* [What you need to do] Every entry must be duplicated word for word.

[Data records for software interfaces]
____________________
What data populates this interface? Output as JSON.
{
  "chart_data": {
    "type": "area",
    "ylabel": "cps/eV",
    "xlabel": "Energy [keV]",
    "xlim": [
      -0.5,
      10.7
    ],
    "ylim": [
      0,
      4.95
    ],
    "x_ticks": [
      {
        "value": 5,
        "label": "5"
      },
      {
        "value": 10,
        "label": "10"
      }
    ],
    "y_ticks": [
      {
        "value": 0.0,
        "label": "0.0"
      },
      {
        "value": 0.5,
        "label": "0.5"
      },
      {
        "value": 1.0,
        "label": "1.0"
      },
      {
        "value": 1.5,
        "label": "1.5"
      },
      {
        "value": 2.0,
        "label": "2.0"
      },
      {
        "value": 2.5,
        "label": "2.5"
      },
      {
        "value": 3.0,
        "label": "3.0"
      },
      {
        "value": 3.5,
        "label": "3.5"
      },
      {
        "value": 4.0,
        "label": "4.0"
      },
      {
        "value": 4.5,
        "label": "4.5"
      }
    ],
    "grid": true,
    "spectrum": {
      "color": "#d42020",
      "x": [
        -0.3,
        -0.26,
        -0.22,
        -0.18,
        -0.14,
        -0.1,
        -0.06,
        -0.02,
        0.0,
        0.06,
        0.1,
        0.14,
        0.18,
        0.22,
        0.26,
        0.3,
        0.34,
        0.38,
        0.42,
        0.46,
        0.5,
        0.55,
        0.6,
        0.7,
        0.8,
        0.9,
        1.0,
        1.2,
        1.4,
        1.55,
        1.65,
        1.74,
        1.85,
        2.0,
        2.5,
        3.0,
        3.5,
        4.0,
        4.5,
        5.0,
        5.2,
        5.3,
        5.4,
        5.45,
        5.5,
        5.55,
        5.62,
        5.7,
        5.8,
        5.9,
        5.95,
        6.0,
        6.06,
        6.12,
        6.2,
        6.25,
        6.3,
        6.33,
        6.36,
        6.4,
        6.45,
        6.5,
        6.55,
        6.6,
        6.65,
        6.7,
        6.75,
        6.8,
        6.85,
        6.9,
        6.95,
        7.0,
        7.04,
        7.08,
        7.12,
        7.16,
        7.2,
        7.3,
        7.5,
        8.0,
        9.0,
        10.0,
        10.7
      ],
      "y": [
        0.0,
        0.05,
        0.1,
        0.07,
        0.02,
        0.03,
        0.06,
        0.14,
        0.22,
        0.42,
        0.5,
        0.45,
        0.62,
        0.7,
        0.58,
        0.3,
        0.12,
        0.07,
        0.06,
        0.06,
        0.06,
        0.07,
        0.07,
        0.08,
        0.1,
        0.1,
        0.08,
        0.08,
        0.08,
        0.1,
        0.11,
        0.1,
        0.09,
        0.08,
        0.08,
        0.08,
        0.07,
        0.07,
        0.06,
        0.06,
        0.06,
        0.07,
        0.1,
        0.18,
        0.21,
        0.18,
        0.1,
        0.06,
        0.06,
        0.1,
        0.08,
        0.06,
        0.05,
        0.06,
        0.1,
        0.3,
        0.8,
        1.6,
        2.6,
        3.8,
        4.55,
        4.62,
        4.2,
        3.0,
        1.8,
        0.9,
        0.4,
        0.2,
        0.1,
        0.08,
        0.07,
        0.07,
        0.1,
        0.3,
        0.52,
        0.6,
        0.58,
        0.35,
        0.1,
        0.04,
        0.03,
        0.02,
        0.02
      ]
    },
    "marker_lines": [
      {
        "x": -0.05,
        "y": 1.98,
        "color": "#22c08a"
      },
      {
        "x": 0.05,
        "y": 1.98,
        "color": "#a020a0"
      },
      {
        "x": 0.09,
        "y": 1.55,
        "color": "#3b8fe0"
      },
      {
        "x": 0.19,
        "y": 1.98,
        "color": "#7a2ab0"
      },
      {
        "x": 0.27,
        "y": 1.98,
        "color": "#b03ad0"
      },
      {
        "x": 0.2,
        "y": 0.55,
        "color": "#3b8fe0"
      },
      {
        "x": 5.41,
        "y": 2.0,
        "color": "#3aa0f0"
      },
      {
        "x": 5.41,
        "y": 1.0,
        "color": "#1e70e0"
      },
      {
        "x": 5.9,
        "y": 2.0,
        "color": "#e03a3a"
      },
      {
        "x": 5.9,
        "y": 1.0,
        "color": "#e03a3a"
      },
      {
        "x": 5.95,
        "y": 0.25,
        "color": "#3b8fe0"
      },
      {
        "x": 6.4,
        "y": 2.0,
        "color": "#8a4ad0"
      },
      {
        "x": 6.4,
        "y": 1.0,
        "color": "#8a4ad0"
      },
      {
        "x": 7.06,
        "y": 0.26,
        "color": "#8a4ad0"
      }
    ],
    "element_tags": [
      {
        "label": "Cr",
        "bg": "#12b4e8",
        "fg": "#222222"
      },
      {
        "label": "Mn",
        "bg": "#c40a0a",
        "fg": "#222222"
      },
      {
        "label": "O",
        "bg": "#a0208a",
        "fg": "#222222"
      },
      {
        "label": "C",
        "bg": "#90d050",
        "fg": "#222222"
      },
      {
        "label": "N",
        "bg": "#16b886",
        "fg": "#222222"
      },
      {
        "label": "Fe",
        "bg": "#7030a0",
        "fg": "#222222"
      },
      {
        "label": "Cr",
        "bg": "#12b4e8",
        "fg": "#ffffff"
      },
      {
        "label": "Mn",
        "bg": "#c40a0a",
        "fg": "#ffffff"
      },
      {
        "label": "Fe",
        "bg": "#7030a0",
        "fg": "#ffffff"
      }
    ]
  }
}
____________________
* [Response area]
What data populates this interface? Output as JSON.
{
  "chart_data": {
    "type": "area",
    "ylabel": "cps/eV",
    "xlabel": "Energy [keV]",
    "xlim": [
      -0.5,
      10.7
    ],
    "ylim": [
      0,
      4.95
    ],
    "x_ticks": [
      {
        "value": 5,
        "label": "5"
      },
      {
        "value": 10,
        "label": "10"
      }
    ],
    "y_ticks": [
      {
        "value": 0.0,
        "label": "0.0"
      },
      {
        "value": 0.5,
        "label": "0.5"
      },
      {
        "value": 1.0,
        "label": "1.0"
      },
      {
        "value": 1.5,
        "label": "1.5"
      },
      {
        "value": 2.0,
        "label": "2.0"
      },
      {
        "value": 2.5,
        "label": "2.5"
      },
      {
        "value": 3.0,
        "label": "3.0"
      },
      {
        "value": 3.5,
        "label": "3.5"
      },
      {
        "value": 4.0,
        "label": "4.0"
      },
      {
        "value": 4.5,
        "label": "4.5"
      }
    ],
    "grid": true,
    "spectrum": {
      "color": "#d42020",
      "x": [
        -0.3,
        -0.26,
        -0.22,
        -0.18,
        -0.14,
        -0.1,
        -0.06,
        -0.02,
        0.0,
        0.06,
        0.1,
        0.14,
        0.18,
        0.22,
        0.26,
        0.3,
        0.34,
        0.38,
        0.42,
        0.46,
        0.5,
        0.55,
        0.6,
        0.7,
        0.8,
        0.9,
        1.0,
        1.2,
        1.4,
        1.55,
        1.65,
        1.74,
        1.85,
        2.0,
        2.5,
        3.0,
        3.5,
        4.0,
        4.5,
        5.0,
        5.2,
        5.3,
        5.4,
        5.45,
        5.5,
        5.55,
        5.62,
        5.7,
        5.8,
        5.9,
        5.95,
        6.0,
        6.06,
        6.12,
        6.2,
        6.25,
        6.3,
        6.33,
        6.36,
        6.4,
        6.45,
        6.5,
        6.55,
        6.6,
        6.65,
        6.7,
        6.75,
        6.8,
        6.85,
        6.9,
        6.95,
        7.0,
        7.04,
        7.08,
        7.12,
        7.16,
        7.2,
        7.3,
        7.5,
        8.0,
        9.0,
        10.0,
        10.7
      ],
      "y": [
        0.0,
        0.05,
        0.1,
        0.07,
        0.02,
        0.03,
        0.06,
        0.14,
        0.22,
        0.42,
        0.5,
        0.45,
        0.62,
        0.7,
        0.58,
        0.3,
        0.12,
        0.07,
        0.06,
        0.06,
        0.06,
        0.07,
        0.07,
        0.08,
        0.1,
        0.1,
        0.08,
        0.08,
        0.08,
        0.1,
        0.11,
        0.1,
        0.09,
        0.08,
        0.08,
        0.08,
        0.07,
        0.07,
        0.06,
        0.06,
        0.06,
        0.07,
        0.1,
        0.18,
        0.21,
        0.18,
        0.1,
        0.06,
        0.06,
        0.1,
        0.08,
        0.06,
        0.05,
        0.06,
        0.1,
        0.3,
        0.8,
        1.6,
        2.6,
        3.8,
        4.55,
        4.62,
        4.2,
        3.0,
        1.8,
        0.9,
        0.4,
        0.2,
        0.1,
        0.08,
        0.07,
        0.07,
        0.1,
        0.3,
        0.52,
        0.6,
        0.58,
        0.35,
        0.1,
        0.04,
        0.03,
        0.02,
        0.02
      ]
    },
    "marker_lines": [
      {
        "x": -0.05,
        "y": 1.98,
        "color": "#22c08a"
      },
      {
        "x": 0.05,
        "y": 1.98,
        "color": "#a020a0"
      },
      {
        "x": 0.09,
        "y": 1.55,
        "color": "#3b8fe0"
      },
      {
        "x": 0.19,
        "y": 1.98,
        "color": "#7a2ab0"
      },
      {
        "x": 0.27,
        "y": 1.98,
        "color": "#b03ad0"
      },
      {
        "x": 0.2,
        "y": 0.55,
        "color": "#3b8fe0"
      },
      {
        "x": 5.41,
        "y": 2.0,
        "color": "#3aa0f0"
      },
      {
        "x": 5.41,
        "y": 1.0,
        "color": "#1e70e0"
      },
      {
        "x": 5.9,
        "y": 2.0,
        "color": "#e03a3a"
      },
      {
        "x": 5.9,
        "y": 1.0,
        "color": "#e03a3a"
      },
      {
        "x": 5.95,
        "y": 0.25,
        "color": "#3b8fe0"
      },
      {
        "x": 6.4,
        "y": 2.0,
        "color": "#8a4ad0"
      },
      {
        "x": 6.4,
        "y": 1.0,
        "color": "#8a4ad0"
      },
      {
        "x": 7.06,
        "y": 0.26,
        "color": "#8a4ad0"
      }
    ],
    "element_tags": [
      {
        "label": "Cr",
        "bg": "#12b4e8",
        "fg": "#222222"
      },
      {
        "label": "Mn",
        "bg": "#c40a0a",
        "fg": "#222222"
      },
      {
        "label": "O",
        "bg": "#a0208a",
        "fg": "#222222"
      },
      {
        "label": "C",
        "bg": "#90d050",
        "fg": "#222222"
      },
      {
        "label": "N",
        "bg": "#16b886",
        "fg": "#222222"
      },
      {
        "label": "Fe",
        "bg": "#7030a0",
        "fg": "#222222"
      },
      {
        "label": "Cr",
        "bg": "#12b4e8",
        "fg": "#ffffff"
      },
      {
        "label": "Mn",
        "bg": "#c40a0a",
        "fg": "#ffffff"
      },
      {
        "label": "Fe",
        "bg": "#7030a0",
        "fg": "#ffffff"
      }
    ]
  }
}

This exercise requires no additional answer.